(March 1998), pp. 77–100. Nordman Daniel. "Sauf-Conduits et passeports, en France, à la Renaissance", in Jean Céard et Jean-Claude Margolin (dir.), Voyager à la Renaissance, actes du colloque de Tours, 30 juin–13 juillet 1983, Paris, Maisonneuve et Larose, 1987, p. 152. Oliveira, Matthieu de. “Marchands au long cours. Négoce et territoire: les passeports nordistes au XIXe siècle (1791–1869).” Revue d’histoire moderne et contemporaine 48 (2/3) Avril/Septembre 2001, pp. 103–122 . Roudie, Philippe. “Long-distance Emigration from the Port of Bordeaux, 1865–1920.” Journal of Historical Geography 1985 11(3), pp. 268–279. Verquin, Béatrice. “Du ‘Modèle migratoire colonial’ à la circulation mondiale des élites professionnelles: Le cas des Français à l’Etranger.” Integro-Bulletin, 2/2001. Vidalenc, Jean. “Une source d’histoire économique et sociale, les passeports, problèmes d’utilisation, limites et lacunes.” Bulletin de la Section d’Histoire moderne et contemporaine vol. 8, Comité des travaux historiques et scientifiques, Paris, 1971, pp. 187–202.

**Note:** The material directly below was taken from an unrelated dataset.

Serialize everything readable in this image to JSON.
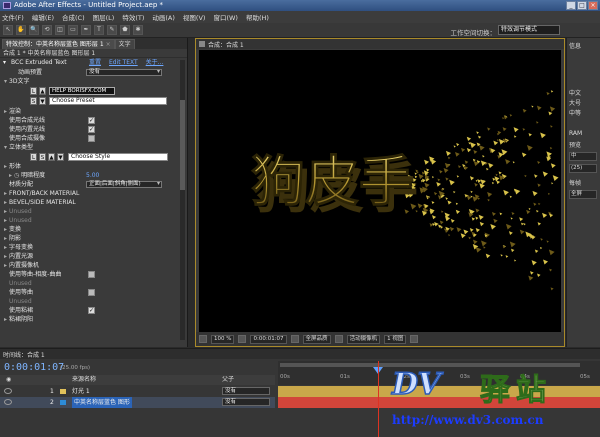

HOWARD C. BYBEE is the family history librarian in the Harold B. Lee Library, BYU. He and his wife, Sue, are parents of six children. Bybee is faculty advisor for the French section of the Immigrant Ancestors Project. He currently serves as Bishop of his home ward in Provo, and served as an LDS missionary in France. He has Master degrees in French, Anthropology, and Library Science, and has been employed in the Harold B. Lee Library since 1988. He is a member of the Utah Genealogical Association Board of Directors. ANNICK HOUZÉ is a cataloger of French, Italian, and art materials at the Harold B. Lee Library, Brigham Young University, Provo, Utah. She is a native of Rosendael (close to Dunkerque), France. Her genealogical research interests include the North of France and part of Belgium.